Then Miami got Ginn.
"I promise you that Ted Ginn is going to be someone you're going to enjoy watching play for a long, long time as a Miami Dolphin," coach Cam Cameron said.
But Johnson was the true prize at wide receiver, and Lions coordinator Mike Martz has a history of using such players well.
"He's ecstatic just like me," Johnson said of Martz. "Like I said, I'm going to be in a good situation."
The 10th pick was 19-year-old defensive tackle Amobi Okoye of Louisville, by Houston. He's the youngest player drafted in the first round since the merger and will join last year's No. 1 overall pick, defensive end Mario Williams, on the line.
Johnson, Adams and Okoye all reportedly admitted in team interviews at the NFL combine that they had tried marijuana.

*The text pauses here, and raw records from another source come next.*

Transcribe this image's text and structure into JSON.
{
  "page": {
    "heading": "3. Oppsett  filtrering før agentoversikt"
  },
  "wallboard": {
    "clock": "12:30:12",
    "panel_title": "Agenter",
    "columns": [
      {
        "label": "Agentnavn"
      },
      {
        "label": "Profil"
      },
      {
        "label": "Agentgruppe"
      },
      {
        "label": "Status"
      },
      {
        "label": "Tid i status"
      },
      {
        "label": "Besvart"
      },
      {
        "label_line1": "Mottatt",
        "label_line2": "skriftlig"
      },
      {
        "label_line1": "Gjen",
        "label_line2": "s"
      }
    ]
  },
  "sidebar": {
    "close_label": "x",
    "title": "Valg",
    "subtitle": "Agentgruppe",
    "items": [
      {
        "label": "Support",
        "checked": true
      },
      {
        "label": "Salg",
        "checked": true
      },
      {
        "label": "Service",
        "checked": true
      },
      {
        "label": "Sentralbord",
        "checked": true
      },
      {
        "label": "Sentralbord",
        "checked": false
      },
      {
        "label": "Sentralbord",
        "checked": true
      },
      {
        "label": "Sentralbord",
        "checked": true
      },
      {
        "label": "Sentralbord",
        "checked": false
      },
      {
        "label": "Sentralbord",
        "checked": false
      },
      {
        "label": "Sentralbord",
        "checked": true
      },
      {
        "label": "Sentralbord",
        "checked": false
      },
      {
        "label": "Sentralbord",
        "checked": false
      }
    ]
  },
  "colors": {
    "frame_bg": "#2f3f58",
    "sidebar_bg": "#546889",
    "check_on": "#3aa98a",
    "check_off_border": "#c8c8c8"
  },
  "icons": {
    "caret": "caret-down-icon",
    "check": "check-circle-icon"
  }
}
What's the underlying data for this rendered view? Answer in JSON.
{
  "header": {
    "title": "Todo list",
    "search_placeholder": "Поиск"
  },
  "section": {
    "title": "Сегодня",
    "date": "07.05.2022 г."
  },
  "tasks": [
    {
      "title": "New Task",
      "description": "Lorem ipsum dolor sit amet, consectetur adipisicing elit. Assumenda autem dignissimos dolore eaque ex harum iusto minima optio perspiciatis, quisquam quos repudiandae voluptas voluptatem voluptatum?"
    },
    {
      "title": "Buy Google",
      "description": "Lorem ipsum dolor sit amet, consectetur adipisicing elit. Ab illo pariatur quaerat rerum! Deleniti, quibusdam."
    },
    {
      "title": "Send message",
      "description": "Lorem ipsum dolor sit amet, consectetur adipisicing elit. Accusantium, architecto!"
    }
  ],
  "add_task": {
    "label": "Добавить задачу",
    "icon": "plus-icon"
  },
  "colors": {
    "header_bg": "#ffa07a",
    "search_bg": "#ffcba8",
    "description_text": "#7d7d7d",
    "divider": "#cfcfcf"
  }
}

That clearly didn't hurt their stock.
San Francisco followed by choosing the best linebacker in the draft, Mississippi's Patrick Willis. Buffalo, selected next, was
interested in Willis, as well but settled for Cal running back Marshawn Lynch. Lynch could replace Willis McGahee, who was traded to Baltimore in the offseason.
The Jets and Panthers swung the first trade of the day, with New York moving up from 25th overall to 14th for Pittsburgh's Darrelle Revis, the first cornerback selected Saturday. The Jets gave their first, a second-rounder and a fifth-rounder for Revis, who also returns kicks. Carolina also gave New York a sixth-round choice.
Late in the opening round, San Francisco sent its 2008 first-rounder to New England to get the 28th spot, where the Niners picked offensive tackle Joe Staley of Central Michigan.
Midway into the second round, the 49ers got back an '08 first-round pick from the Colts for a pick Indianapolis used to take Arkansas tackle Tony Ugoh.
At one point in the 6-hour, 8-minute first round -- the longest ever -- nine straight picks were used on defensive players.
In all, 17 defensive players were taken, and 15 on offense. Fourteen underclassmen were selected and 11 SEC players went in the opening round.
The first three rounds took a total of 11 hours, 4 minutes, the longest ever.